:: WORK REQUEST ::
Return the full listing word for word, but drop every picture from it.

:: RECORDS PROVIDED ::
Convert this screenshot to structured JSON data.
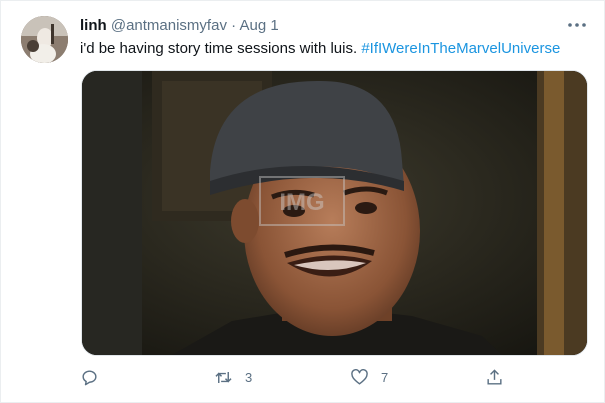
{
  "tweet": {
    "author": {
      "name": "linh",
      "handle": "@antmanismyfav",
      "avatar_icon": "profile-photo"
    },
    "separator": "·",
    "date": "Aug 1",
    "text": "i'd be having story time sessions with luis.",
    "hashtag": "#IfIWereInTheMarvelUniverse",
    "media": {
      "description_icon": "gif-still-man-in-cap",
      "watermark": "IMG"
    },
    "actions": {
      "reply": {
        "icon": "reply-icon",
        "count": ""
      },
      "retweet": {
        "icon": "retweet-icon",
        "count": "3"
      },
      "like": {
        "icon": "heart-icon",
        "count": "7"
      },
      "share": {
        "icon": "share-icon",
        "count": ""
      }
    }
  },
  "colors": {
    "text": "#0f1419",
    "secondary": "#5b7083",
    "link": "#1b95e0",
    "border": "#ebeef0"
  }
}
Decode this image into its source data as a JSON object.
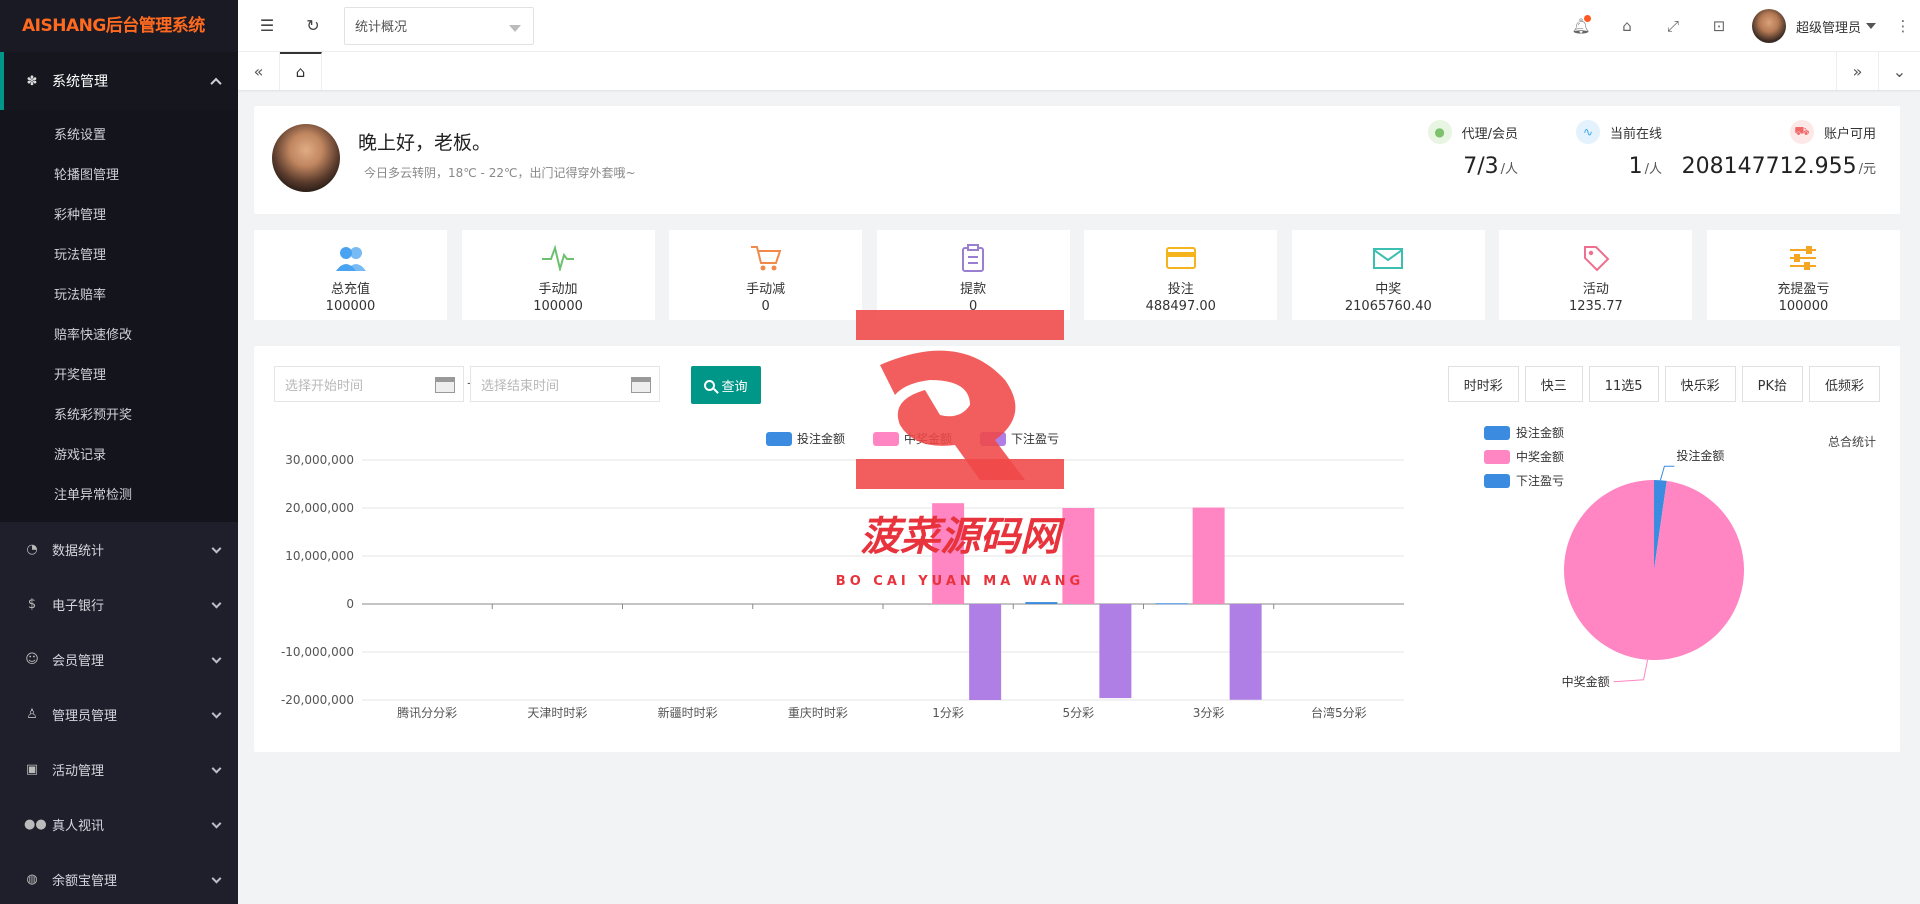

:: RESPONSE BOX ::
Convert this screenshot to structured JSON data.
{
  "tweet": {
    "author": {
      "name": "linh",
      "handle": "@antmanismyfav",
      "avatar_icon": "profile-photo"
    },
    "separator": "·",
    "date": "Aug 1",
    "text": "i'd be having story time sessions with luis.",
    "hashtag": "#IfIWereInTheMarvelUniverse",
    "media": {
      "description_icon": "gif-still-man-in-cap",
      "watermark": "IMG"
    },
    "actions": {
      "reply": {
        "icon": "reply-icon",
        "count": ""
      },
      "retweet": {
        "icon": "retweet-icon",
        "count": "3"
      },
      "like": {
        "icon": "heart-icon",
        "count": "7"
      },
      "share": {
        "icon": "share-icon",
        "count": ""
      }
    }
  },
  "colors": {
    "text": "#0f1419",
    "secondary": "#5b7083",
    "link": "#1b95e0",
    "border": "#ebeef0"
  }
}
Decode this image into its source data as a JSON object.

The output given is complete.